Writers are often taught to “write what you know really well” but for many this advice is much too limiting. Instead, a few authors let their imagination run wild and wrote tales that are not told from the typical first, second or even third person perspective. From animals to aliens, inanimate objects to inhuman entities, here are just five books that are written from really unique perspectives.
Written from the perspective of: Aliens
There are countless books about alien invasions, but in The Humans by author Matt Haig, we see events unfold through the eyes of an alien. This particular alien arrives on earth with a mission and plenty of contempt for humanity. Unfortunately, the alien also has a hard time figuring out how to act in human society, even after taking over the life of a human professor. Haig does a great job of describing ordinary human behavior, but viewed from the unique perspective of an alien trying to make sense of it all.
Written from the perspective of: Rabbits
Watership Down has been a worldwide bestseller for more than forty years and it is easy to see why as it is packed with courage, adventure and survival. However, in an interesting twist, the tale is not about humans, but a band of rabbits. The group is led by a pair of brothers who must help the rest of their rabbit kin to escape the ruins of their old home and travel to a new safe haven. It is a journey that is fraught with peril, and Adams puts so much thought into his rabbit characters that the book comes complete with a Lapine glossary to explain their language.
Written from the perspective of: A painting
When people say that they have found art that talks to them, they probably don’t mean it as literal as in The Improbability of Love. Although the protagonist of this novel is a woman named Annie McDee, she goes on to purchases a dirty old painting from a junk shop as a gift to someone. In a surprising twist, this painting then goes on to narrate some of the chapters, which provides readers with a very unique perspective on the story.
Written from the perspective of: Death
The Book Thief is the tale of Liesel Meminger, who is a young girl with a love for books. However, the story is set during 1939 in Nazi Germany and Liesel has to survive by stealing. Perhaps the strangest twist of all is that the story is not told from the perspective of Liesel as she learns to read and as well as share the books that she steals with others, but is instead narrated by Death himself. It is an unexpected viewpoint and also one that is not as morbid as one might expect.

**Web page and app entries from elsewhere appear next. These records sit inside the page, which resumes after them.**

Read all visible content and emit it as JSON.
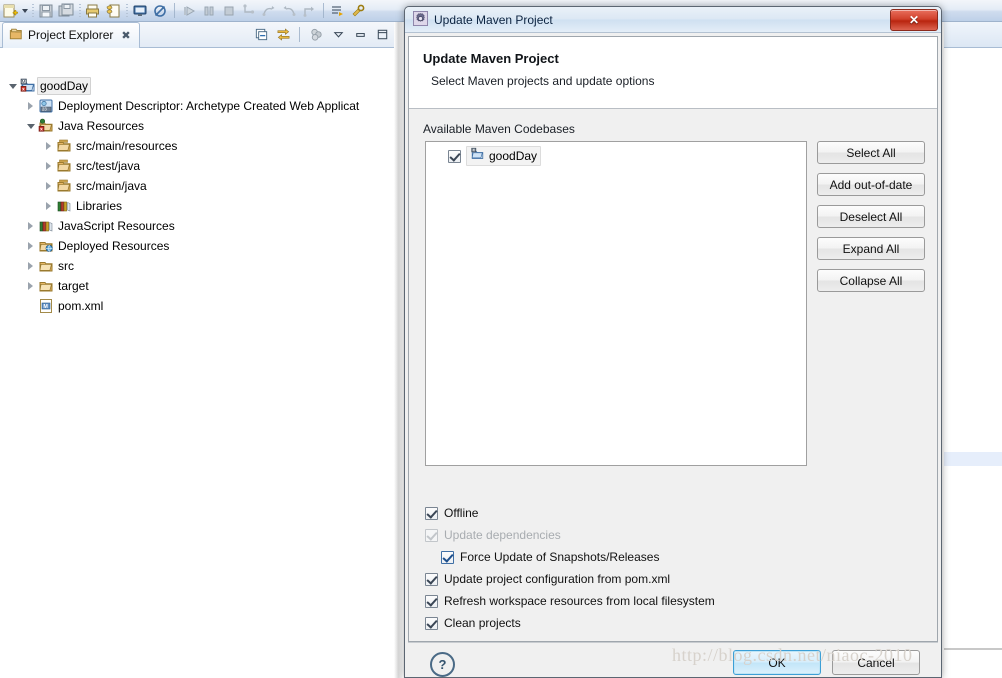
{
  "workbench": {
    "toolbar": {
      "icons": [
        "new-wizard-icon",
        "new-wizard-dropdown-icon",
        "save-icon",
        "save-all-icon",
        "print-icon",
        "quick-access-icon",
        "open-console-icon",
        "skip-breakpoints-icon",
        "resume-icon",
        "suspend-icon",
        "terminate-icon",
        "step-into-icon",
        "step-over-icon",
        "step-return-icon",
        "drop-to-frame-icon",
        "run-last-tool-icon",
        "external-tools-icon",
        "next-annotation-icon"
      ]
    },
    "explorer": {
      "tab_label": "Project Explorer",
      "tab_close": "✖",
      "view_tools": [
        "collapse-all-icon",
        "link-with-editor-icon",
        "view-menu-icon",
        "minimize-icon",
        "maximize-icon"
      ],
      "tree": [
        {
          "indent": 0,
          "state": "open",
          "icon": "maven-web-project-icon",
          "label": "goodDay",
          "selected": true
        },
        {
          "indent": 1,
          "state": "closed",
          "icon": "deployment-descriptor-icon",
          "label": "Deployment Descriptor: Archetype Created Web Applicat",
          "selected": false
        },
        {
          "indent": 1,
          "state": "open",
          "icon": "java-resources-icon",
          "label": "Java Resources",
          "selected": false
        },
        {
          "indent": 2,
          "state": "closed",
          "icon": "source-folder-icon",
          "label": "src/main/resources",
          "selected": false
        },
        {
          "indent": 2,
          "state": "closed",
          "icon": "source-folder-icon",
          "label": "src/test/java",
          "selected": false
        },
        {
          "indent": 2,
          "state": "closed",
          "icon": "source-folder-icon",
          "label": "src/main/java",
          "selected": false
        },
        {
          "indent": 2,
          "state": "closed",
          "icon": "library-icon",
          "label": "Libraries",
          "selected": false
        },
        {
          "indent": 1,
          "state": "closed",
          "icon": "library-icon",
          "label": "JavaScript Resources",
          "selected": false
        },
        {
          "indent": 1,
          "state": "closed",
          "icon": "deployed-resources-icon",
          "label": "Deployed Resources",
          "selected": false
        },
        {
          "indent": 1,
          "state": "closed",
          "icon": "folder-icon",
          "label": "src",
          "selected": false
        },
        {
          "indent": 1,
          "state": "closed",
          "icon": "folder-icon",
          "label": "target",
          "selected": false
        },
        {
          "indent": 1,
          "state": "leaf",
          "icon": "maven-pom-icon",
          "label": "pom.xml",
          "selected": false
        }
      ]
    }
  },
  "dialog": {
    "window_title": "Update Maven Project",
    "window_icon": "maven-gear-icon",
    "close_label": "✕",
    "banner": {
      "title": "Update Maven Project",
      "subtitle": "Select Maven projects and update options"
    },
    "section_label": "Available Maven Codebases",
    "codebase_tree": {
      "checked": true,
      "icon": "maven-project-folder-icon",
      "label": "goodDay"
    },
    "side_buttons": [
      {
        "name": "select-all-button",
        "label": "Select All"
      },
      {
        "name": "add-out-of-date-button",
        "label": "Add out-of-date"
      },
      {
        "name": "deselect-all-button",
        "label": "Deselect All"
      },
      {
        "name": "expand-all-button",
        "label": "Expand All"
      },
      {
        "name": "collapse-all-button",
        "label": "Collapse All"
      }
    ],
    "options": [
      {
        "name": "offline-checkbox",
        "label": "Offline",
        "checked": true,
        "disabled": false,
        "indented": false,
        "accent": false
      },
      {
        "name": "update-dependencies-checkbox",
        "label": "Update dependencies",
        "checked": true,
        "disabled": true,
        "indented": false,
        "accent": false
      },
      {
        "name": "force-update-snapshots-checkbox",
        "label": "Force Update of Snapshots/Releases",
        "checked": true,
        "disabled": false,
        "indented": true,
        "accent": true
      },
      {
        "name": "update-project-config-checkbox",
        "label": "Update project configuration from pom.xml",
        "checked": true,
        "disabled": false,
        "indented": false,
        "accent": false
      },
      {
        "name": "refresh-workspace-checkbox",
        "label": "Refresh workspace resources from local filesystem",
        "checked": true,
        "disabled": false,
        "indented": false,
        "accent": false
      },
      {
        "name": "clean-projects-checkbox",
        "label": "Clean projects",
        "checked": true,
        "disabled": false,
        "indented": false,
        "accent": false
      }
    ],
    "footer": {
      "help_label": "?",
      "ok_label": "OK",
      "cancel_label": "Cancel"
    }
  },
  "watermark": "http://blog.csdn.net/niaoc-2010",
  "colors": {
    "accent_blue": "#3c9fd6",
    "dialog_bg": "#f0f0f0",
    "close_red": "#d1412c",
    "selection_highlight": "#e6eefb"
  }
}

Written from the perspective of: An ancient bowl
The narrator of The Collector Collector by Tibor Fischer has an understanding of five thousand languages, has a very long memory and also happens to be a an antique bowl. This ancient bowl has not only seen and heard it all over its very long lifespan, but also mastered some interesting skills, such as image projection, mind reading, and shape-shifting along the way. Obviously this is a book that requires to suspend their disbelief, but nobody can argue that reading the musings of a sentient piece of pottery isn’t unique.